## WHAT TO PRODUCE
Examine each line of the data, and copy the ones containing "callout".

Interface dataset entries
┄┄┄┄┄┄┄┄┄┄┄┄┄┄┄┄┄┄┄┄

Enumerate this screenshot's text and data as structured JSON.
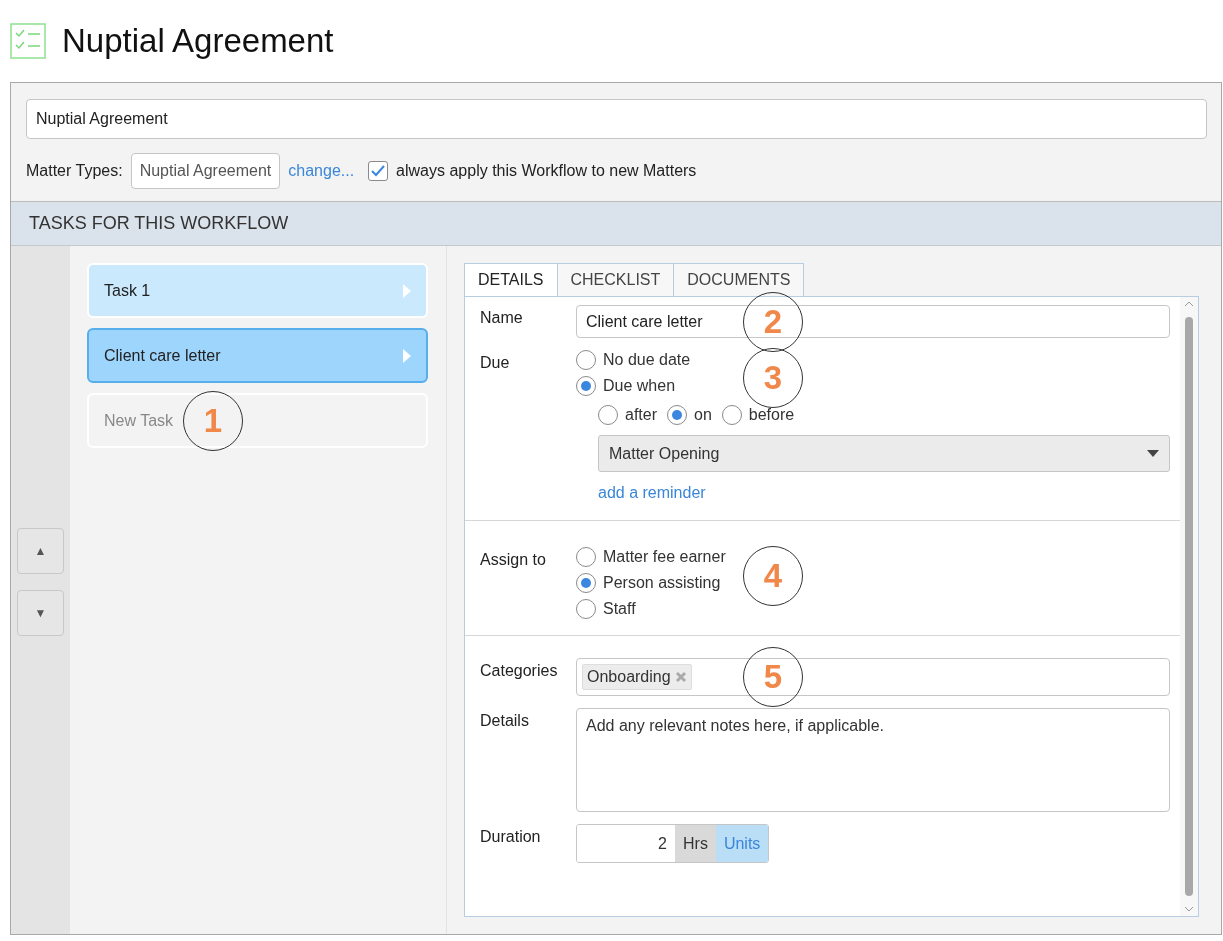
{
  "page_title": "Nuptial Agreement",
  "workflow_name": {
    "value": "Nuptial Agreement"
  },
  "matter_types": {
    "label": "Matter Types:",
    "value": "Nuptial Agreement",
    "change_link": "change...",
    "always_apply": {
      "label": "always apply this Workflow to new Matters",
      "checked": true
    }
  },
  "tasks_header": "TASKS FOR THIS WORKFLOW",
  "move_buttons": [
    {
      "label": "▲"
    },
    {
      "label": "▼"
    }
  ],
  "tasks": [
    {
      "label": "Task 1",
      "kind": "task",
      "selected": false
    },
    {
      "label": "Client care letter",
      "kind": "task",
      "selected": true
    },
    {
      "label": "New Task",
      "kind": "new",
      "selected": false,
      "callout": "1"
    }
  ],
  "tabs": [
    {
      "label": "DETAILS",
      "selected": true
    },
    {
      "label": "CHECKLIST",
      "selected": false
    },
    {
      "label": "DOCUMENTS",
      "selected": false
    }
  ],
  "details": {
    "name": {
      "label": "Name",
      "value": "Client care letter",
      "callout": "2"
    },
    "due": {
      "label": "Due",
      "callout": "3",
      "options": [
        {
          "label": "No due date",
          "selected": false
        },
        {
          "label": "Due when",
          "selected": true
        }
      ],
      "relation": [
        {
          "label": "after",
          "selected": false
        },
        {
          "label": "on",
          "selected": true
        },
        {
          "label": "before",
          "selected": false
        }
      ],
      "event": "Matter Opening",
      "reminder_link": "add a reminder"
    },
    "assign": {
      "label": "Assign to",
      "callout": "4",
      "options": [
        {
          "label": "Matter fee earner",
          "selected": false
        },
        {
          "label": "Person assisting",
          "selected": true
        },
        {
          "label": "Staff",
          "selected": false
        }
      ]
    },
    "categories": {
      "label": "Categories",
      "callout": "5",
      "tags": [
        "Onboarding"
      ]
    },
    "notes": {
      "label": "Details",
      "value": "Add any relevant notes here, if applicable."
    },
    "duration": {
      "label": "Duration",
      "value": "2",
      "units": [
        {
          "label": "Hrs",
          "selected": false
        },
        {
          "label": "Units",
          "selected": true
        }
      ]
    }
  }
}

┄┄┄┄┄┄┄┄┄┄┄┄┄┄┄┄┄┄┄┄

## TASK RESULT
      "callout": "1"
      "callout": "2"
      "callout": "3",
      "callout": "4",
      "callout": "5",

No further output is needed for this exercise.